Practitioners of TM have stated that “the practice of the technique requires no changes in beliefs, philosophy, religion, or lifestyle.” This suggests that transcendental meditation can be learned and practiced without a spiritual or religious component (Ospina, 2007).
Are there any side effects to TM practice?
Very few clinical trials have reported on the potential negative side effects of meditation. Of those that did, none reported that participants experienced any harm from a meditation program (Goyal, 2014a).
There has only been one trial that specifically looked for abnormalities in participants’ blood, kidney, and liver markers. Researchers found no evidence of toxicities or negative changes. Other trials did not specify what type of side effects they were looking for, only that there were no adverse events (Goyal, 2014a).
Transcendental meditation appears to be a safe tool you can use to help improve your focus, and it may even have positive health effects. To learn more about other types of meditation and how they might impact your health, click here.
- Bai, Z., Chang, J., Chen, C. et al. (2015) Investigating the effect of transcendental meditation on blood pressure: a systematic review and meta-analysis. Journal of Human Hypertension 29, 653–662. doi: 10.1038/jhh.2015.6. Retrieved from https://www.nature.com/articles/jhh20156 x
- Goyal M, Singh S, Sibinga EMS, Gould NF, Rowland-Seymour A, Sharma R, et al. (2014-a). Meditation programs for psychological stress and well-being. Comparative Effectiveness Review No. 124. (Prepared by Johns Hopkins University Evidence-based Practice Center under Contract No. 290-2007-10061–I.) AHRQ Publication No. 13(14)-EHC116-EF. Rockville, MD: Agency for Healthcare Research and Quality; Retrieved from http://www.effectivehealthcare.ahrq.gov/reports/final.cfm
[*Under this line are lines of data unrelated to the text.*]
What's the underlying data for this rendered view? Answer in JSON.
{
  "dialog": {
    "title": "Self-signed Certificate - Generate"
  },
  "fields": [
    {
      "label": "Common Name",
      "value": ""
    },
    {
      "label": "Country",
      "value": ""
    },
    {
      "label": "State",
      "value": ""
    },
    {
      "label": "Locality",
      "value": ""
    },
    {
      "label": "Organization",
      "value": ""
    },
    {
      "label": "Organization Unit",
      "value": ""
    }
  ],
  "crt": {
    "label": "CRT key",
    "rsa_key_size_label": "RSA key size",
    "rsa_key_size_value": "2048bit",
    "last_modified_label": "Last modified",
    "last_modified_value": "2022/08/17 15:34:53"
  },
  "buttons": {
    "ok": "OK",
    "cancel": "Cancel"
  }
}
- Goyal, M., Singh, S., Sibinga, E. M., Gould, N. F., Rowland-Seymour, A., Sharma, R., et al. (2014-b). Meditation programs for psychological stress and well-being: a systematic review and meta-analysis. JAMA internal medicine, 174(3), 357–368. doi: 10.1001/jamainternmed.2013.13018. Retrieved from https://www.ncbi.nlm.nih.gov/pmc/articles/PMC4142584/
- Haaga, D. A., Grosswald, S., Gaylord-King, C., Rainforth, M., Tanner, M., Travis, F., et al. (2011). Effects of the transcendental meditation program on substance use among university students. Cardiology research and practice, 2011, 537101. doi: 10.4061/2011/537101. Retrieved from https://www.ncbi.nlm.nih.gov/pmc/articles/PMC3087968/
- Hankey A. (2007). CAM and post-traumatic stress disorder. Evidence-based complementary and alternative medicine : eCAM, 4(1), 131–132. doi: 10.1093/ecam/nel041. Retrieved from https://www.ncbi.nlm.nih.gov/pmc/articles/PMC1810367/
- Jong, M. C., Boers, I., van Wietmarschen, H. A., Tromp, E., Busari, J. O., Wennekes, R., et al. (2019). Hypnotherapy or transcendental meditation versus progressive muscle relaxation exercises in the treatment of children with primary headaches: a multi-centre, pragmatic, randomised clinical study. European journal of pediatrics, 178(2), 147–154. Doi: 10.1007/s00431-018-3270-3. Retrieved from https://pubmed.ncbi.nlm.nih.gov/30357468/
- Ospina MB, Bond K, Karkhaneh M, et al. (2007). Meditation practices for health: state of the research. Rockville (MD): Agency for Healthcare Research and Quality (US). (Evidence Reports/Technology Assessments, No. 155.) 3, Results. Retrieved from: https://www.ncbi.nlm.nih.gov/books/NBK38353/
- Walton, K. G., Schneider, R. H., Nidich, S. I., Salerno, J. W., Nordstrom, C. K., & Bairey Merz, C. N. (2002). Psychosocial stress and cardiovascular disease Part 2: effectiveness of the Transcendental Meditation program in treatment and prevention. Behavioral medicine (Washington, D.C.), 28(3), 106–123. doi: 10.1080/08964280209596049. Retrieved from https://www.ncbi.nlm.nih.gov/pmc/articles/PMC2789000/